Maeckes logo

<    1      2    >

Non-Euclidean geometry

Geometry that works with issues that are not directly observable or not intuitive understandable is referred to as Non-Euclidean geometry.



Euclidean geometry is named after the ancient Greek Euclid, who described the geometry that we see around us. It consists of points, lines, planes, triangles, circles, arcs, cubes, spheres, cylinders, etc. The mathematical rules that are used for this are described in axioms.

Also the rules for the non Euclidean geometry are described in axioms. An exception forms that the axiom for Parallels is defined differently. There may exist infinitely many parallels or none at all. With the mathematical rules that emerge from that you can make calculations of physical phenomena that cannot be explained logically.



In mathematics the rules (aximoma's, postulates, etc.) must be logical and consistent. But there are things that we cannot imagine and where we want to perform calculations. Like, how big is infinity, how long lasts forever, and how much is nothing?

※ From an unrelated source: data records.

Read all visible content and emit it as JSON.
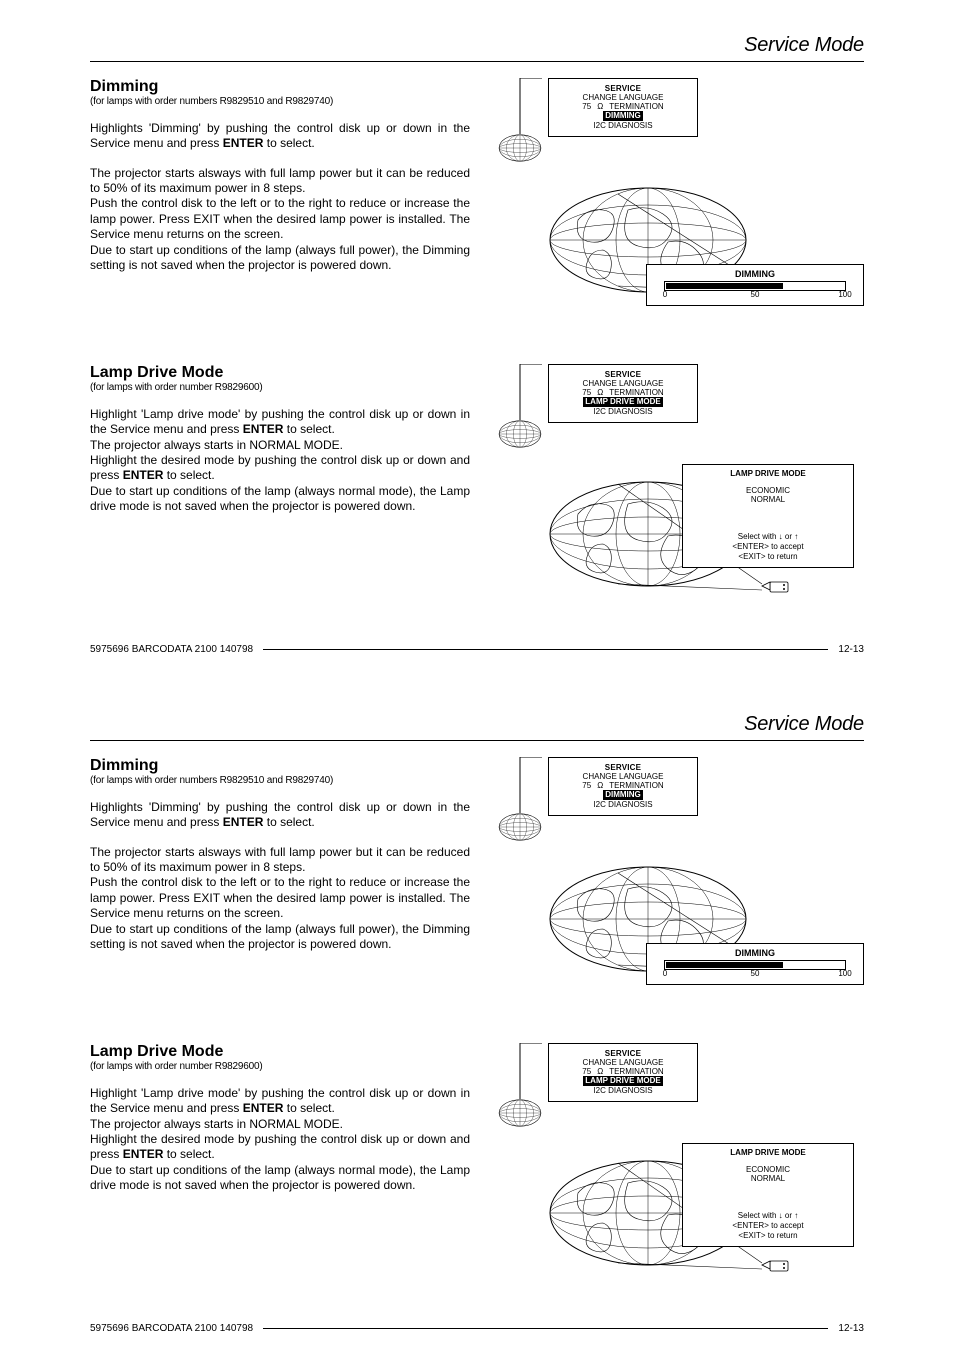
{
  "header": "Service Mode",
  "dimming": {
    "title": "Dimming",
    "sub": "(for lamps with order numbers R9829510 and R9829740)",
    "p1a": "Highlights 'Dimming' by pushing the control disk up or down in the Service menu and press ",
    "enter": "ENTER",
    "p1b": " to select.",
    "p2": "The projector starts alsways with full lamp power but it can be reduced to 50% of its maximum power in 8 steps.",
    "p3": "Push the control disk to the left or to the right to reduce or increase the lamp power.  Press EXIT when the desired lamp power is installed. The Service menu returns on the screen.",
    "p4": "Due to start up conditions of the lamp (always full power), the Dimming setting is not saved when the projector is powered down."
  },
  "ldm": {
    "title": "Lamp Drive Mode",
    "sub": "(for lamps with order number R9829600)",
    "p1a": "Highlight 'Lamp drive mode' by pushing the control disk up or down in the Service menu and press ",
    "p1b": " to select.",
    "p2": "The projector always starts in NORMAL MODE.",
    "p3a": "Highlight the desired mode by pushing the control disk up or down and press ",
    "p3b": " to select.",
    "p4": "Due to start up conditions of the lamp (always normal mode), the Lamp drive mode is not saved when the projector is powered down."
  },
  "svc": {
    "title": "SERVICE",
    "l1": "CHANGE LANGUAGE",
    "l2a": "75",
    "l2b": "TERMINATION",
    "dim": "DIMMING",
    "ldm": "LAMP DRIVE MODE",
    "diag": "I2C DIAGNOSIS"
  },
  "dimpanel": {
    "label": "DIMMING",
    "t0": "0",
    "t50": "50",
    "t100": "100"
  },
  "ldmpanel": {
    "title": "LAMP DRIVE MODE",
    "o1": "ECONOMIC",
    "o2": "NORMAL",
    "h1a": "Select with ",
    "h1b": " or ",
    "h2": "<ENTER> to accept",
    "h3": "<EXIT> to return"
  },
  "footer": {
    "left": "5975696 BARCODATA 2100 140798",
    "right": "12-13"
  }
}
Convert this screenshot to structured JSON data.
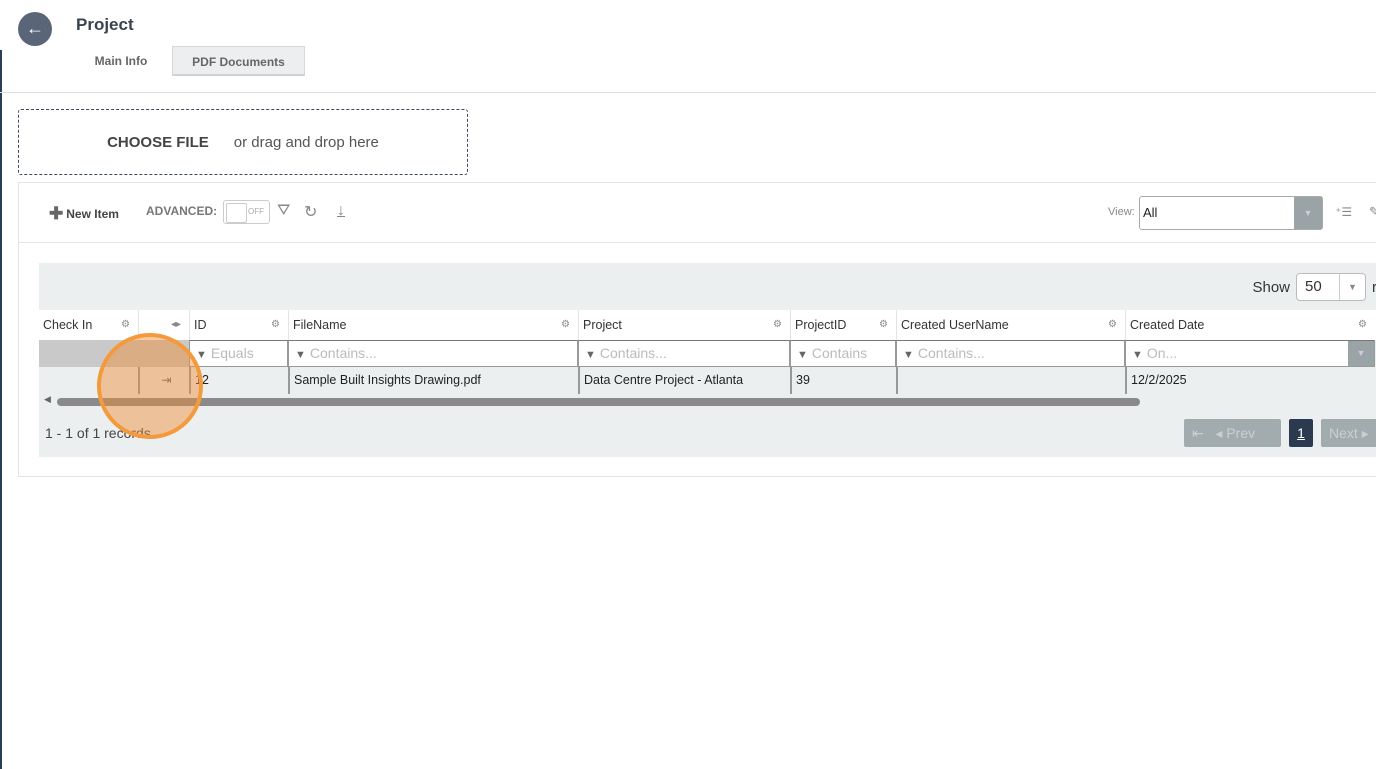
{
  "header": {
    "title": "Project",
    "back_icon": "arrow-left-icon",
    "tabs": [
      {
        "label": "Main Info",
        "active": false
      },
      {
        "label": "PDF Documents",
        "active": true
      }
    ]
  },
  "upload": {
    "choose_label": "CHOOSE FILE",
    "drop_text": "or drag and drop here"
  },
  "toolbar": {
    "new_item": "New Item",
    "advanced_label": "ADVANCED:",
    "advanced_state": "OFF",
    "view_label": "View:",
    "view_value": "All"
  },
  "grid": {
    "show_label": "Show",
    "page_size": "50",
    "records_suffix": "r",
    "columns": [
      "Check In",
      "",
      "ID",
      "FileName",
      "Project",
      "ProjectID",
      "Created UserName",
      "Created Date"
    ],
    "filters": [
      "",
      "",
      "Equals",
      "Contains...",
      "Contains...",
      "Contains",
      "Contains...",
      "On..."
    ],
    "rows": [
      {
        "check_in": "",
        "id": "12",
        "file_name": "Sample Built Insights Drawing.pdf",
        "project": "Data Centre Project - Atlanta",
        "project_id": "39",
        "created_user": "",
        "created_date": "12/2/2025"
      }
    ],
    "records_text": "1 - 1 of 1 records",
    "pager": {
      "prev": "Prev",
      "current": "1",
      "next": "Next"
    }
  },
  "colors": {
    "highlight": "#f39a3c",
    "accent": "#2b3a4e"
  }
}
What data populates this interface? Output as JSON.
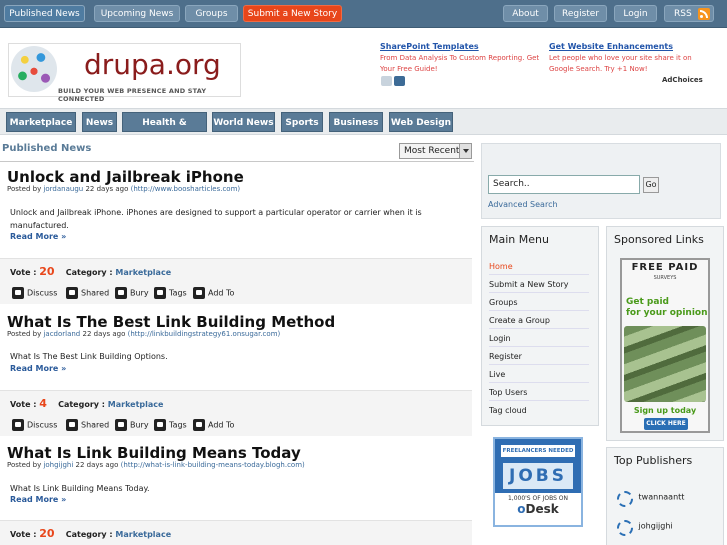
{
  "topnav": {
    "left": [
      "Published News",
      "Upcoming News",
      "Groups",
      "Submit a New Story"
    ],
    "right": [
      "About",
      "Register",
      "Login",
      "RSS"
    ]
  },
  "logo": {
    "name": "drupa.org",
    "tagline": "BUILD YOUR WEB PRESENCE AND STAY CONNECTED"
  },
  "header_ad": {
    "ad1_title": "SharePoint Templates",
    "ad1_body": "From Data Analysis To Custom Reporting. Get Your Free Guide!",
    "ad2_title": "Get Website Enhancements",
    "ad2_body": "Let people who love your site share it on Google Search. Try +1 Now!",
    "adchoices": "AdChoices"
  },
  "categories": [
    "Marketplace",
    "News",
    "Health & Fitness",
    "World News",
    "Sports",
    "Business",
    "Web Design"
  ],
  "section_title": "Published News",
  "sort_value": "Most Recent",
  "stories": [
    {
      "title": "Unlock and Jailbreak iPhone",
      "posted_by": "Posted by",
      "author": "jordanaugu",
      "age": "22 days ago",
      "url": "(http://www.boosharticles.com)",
      "desc": "Unlock and Jailbreak iPhone. iPhones are designed to support a particular operator or carrier when it is manufactured.",
      "read_more": "Read More »",
      "vote_label": "Vote :",
      "votes": "20",
      "cat_label": "Category :",
      "category": "Marketplace"
    },
    {
      "title": "What Is The Best Link Building Method",
      "posted_by": "Posted by",
      "author": "jacdorland",
      "age": "22 days ago",
      "url": "(http://linkbuildingstrategy61.onsugar.com)",
      "desc": "What Is The Best Link Building Options.",
      "read_more": "Read More »",
      "vote_label": "Vote :",
      "votes": "4",
      "cat_label": "Category :",
      "category": "Marketplace"
    },
    {
      "title": "What Is Link Building Means Today",
      "posted_by": "Posted by",
      "author": "johgijghi",
      "age": "22 days ago",
      "url": "(http://what-is-link-building-means-today.blogh.com)",
      "desc": "What Is Link Building Means Today.",
      "read_more": "Read More »",
      "vote_label": "Vote :",
      "votes": "20",
      "cat_label": "Category :",
      "category": "Marketplace"
    }
  ],
  "actions": [
    "Discuss",
    "Shared",
    "Bury",
    "Tags",
    "Add To"
  ],
  "search": {
    "value": "Search..",
    "go": "Go",
    "advanced": "Advanced Search"
  },
  "main_menu": {
    "title": "Main Menu",
    "items": [
      "Home",
      "Submit a New Story",
      "Groups",
      "Create a Group",
      "Login",
      "Register",
      "Live",
      "Top Users",
      "Tag cloud"
    ]
  },
  "sponsored": {
    "title": "Sponsored Links",
    "ad_top": "FREE PAID",
    "ad_sub": "SURVEYS",
    "ad_main1": "Get paid",
    "ad_main2": "for your opinion",
    "ad_signup": "Sign up today",
    "ad_click": "CLICK HERE"
  },
  "odesk": {
    "top": "FREELANCERS NEEDED",
    "jobs": "JOBS",
    "count": "1,000'S OF JOBS ON",
    "logo_o": "o",
    "logo_rest": "Desk"
  },
  "top_publishers": {
    "title": "Top Publishers",
    "items": [
      "twannaantt",
      "johgijghi"
    ]
  },
  "colors": {
    "nav": "#4e6f8b",
    "accent": "#e8461a",
    "link": "#3a6a9a",
    "category_btn": "#5a7b97"
  }
}
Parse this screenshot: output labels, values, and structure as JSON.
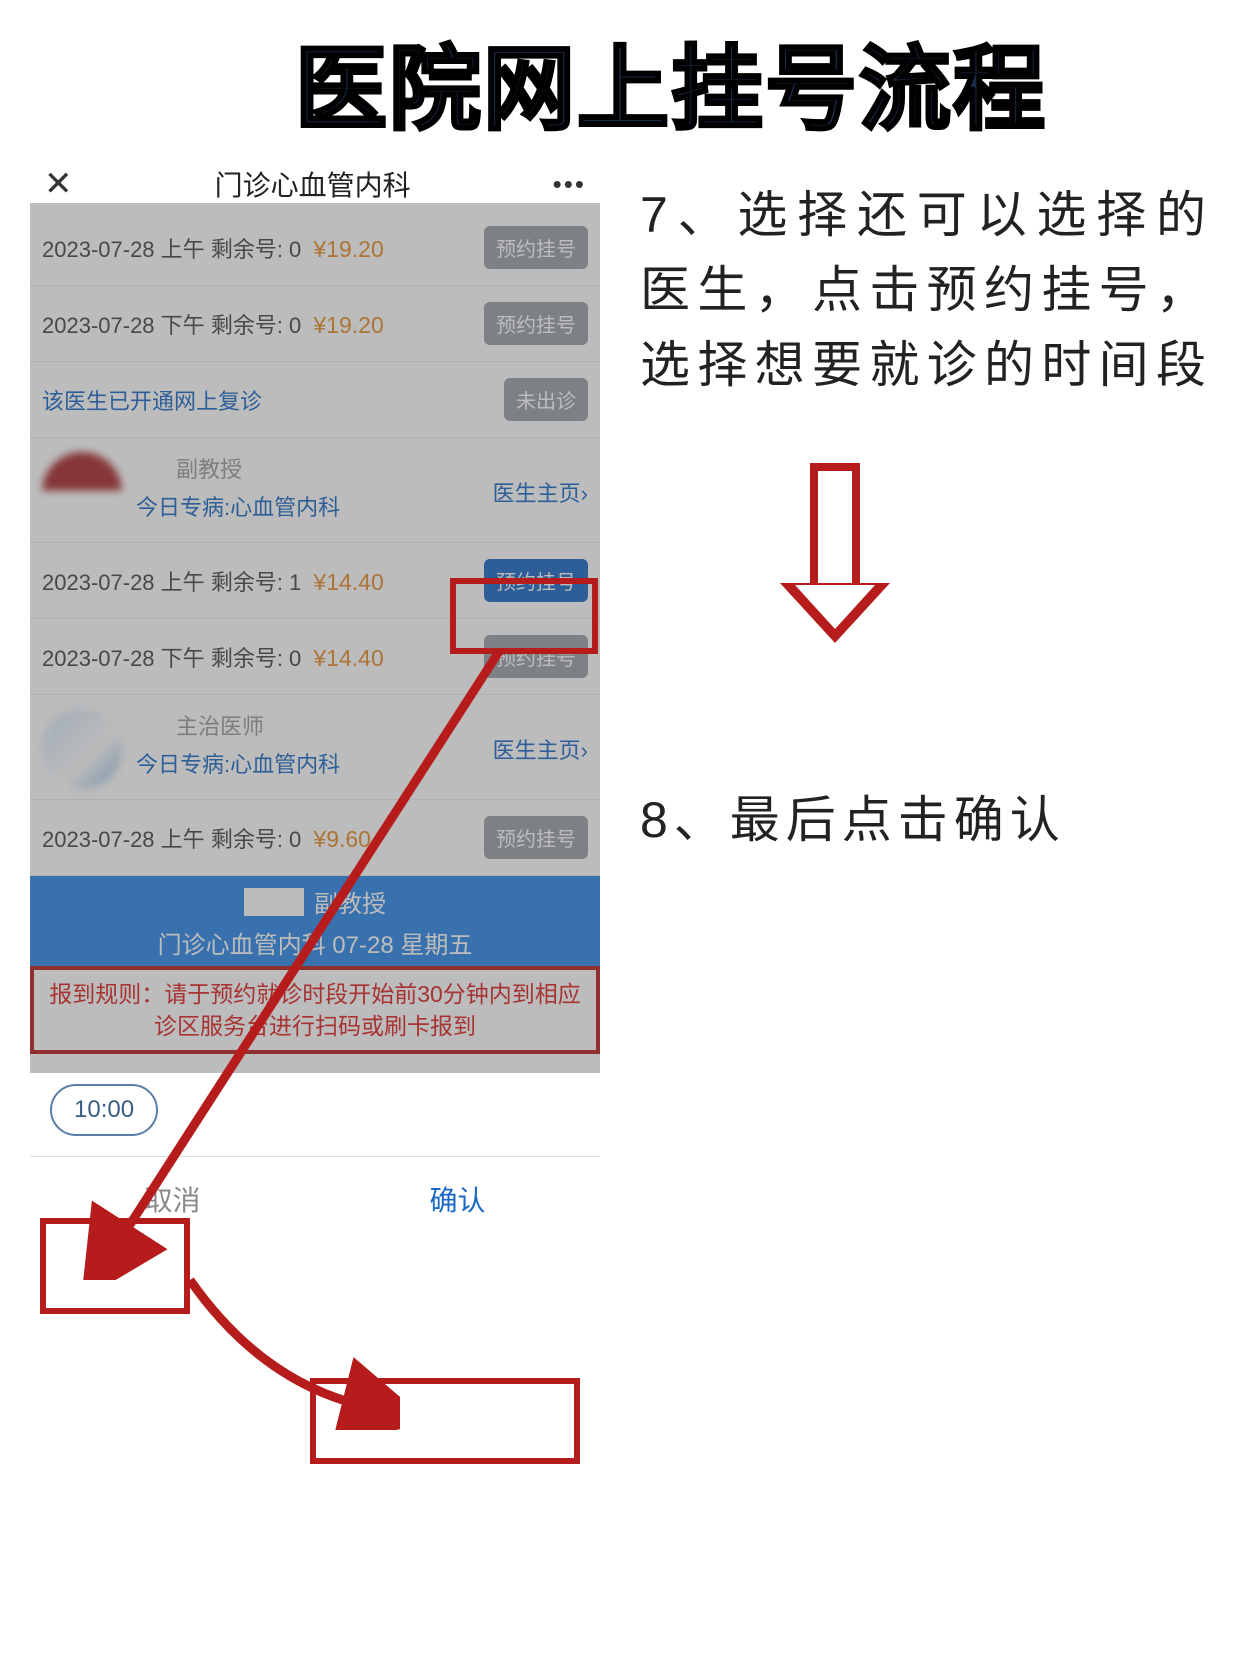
{
  "page_title": "医院网上挂号流程",
  "phone": {
    "header_title": "门诊心血管内科",
    "slots": [
      {
        "date": "2023-07-28",
        "period": "上午",
        "remain": "剩余号: 0",
        "price": "¥19.20",
        "btn": "预约挂号",
        "active": false
      },
      {
        "date": "2023-07-28",
        "period": "下午",
        "remain": "剩余号: 0",
        "price": "¥19.20",
        "btn": "预约挂号",
        "active": false
      }
    ],
    "online_followup": "该医生已开通网上复诊",
    "not_available": "未出诊",
    "doctor1": {
      "title": "副教授",
      "spec": "今日专病:心血管内科",
      "link": "医生主页"
    },
    "d1_slots": [
      {
        "date": "2023-07-28",
        "period": "上午",
        "remain": "剩余号: 1",
        "price": "¥14.40",
        "btn": "预约挂号",
        "active": true
      },
      {
        "date": "2023-07-28",
        "period": "下午",
        "remain": "剩余号: 0",
        "price": "¥14.40",
        "btn": "预约挂号",
        "active": false
      }
    ],
    "doctor2": {
      "title": "主治医师",
      "spec": "今日专病:心血管内科",
      "link": "医生主页"
    },
    "d2_slots": [
      {
        "date": "2023-07-28",
        "period": "上午",
        "remain": "剩余号: 0",
        "price": "¥9.60",
        "btn": "预约挂号",
        "active": false
      }
    ],
    "sheet": {
      "doc_title": "副教授",
      "dept_line": "门诊心血管内科  07-28  星期五",
      "rule": "报到规则：请于预约就诊时段开始前30分钟内到相应诊区服务台进行扫码或刷卡报到"
    },
    "time_slot": "10:00",
    "cancel": "取消",
    "confirm": "确认"
  },
  "steps": {
    "s7": "7、选择还可以选择的医生，点击预约挂号，选择想要就诊的时间段",
    "s8": "8、最后点击确认"
  }
}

By using non Euclidean geometry, Albert Einstein was able to work out the theory of relativity. Quantum mechanics is not possible without this.

The Italian mathematician Eugenio Beltrami (1835 - 1900) was the first to prove that non-Euclidean geometry is consistent.

Deutsch   Español   Français   Nederlands   中文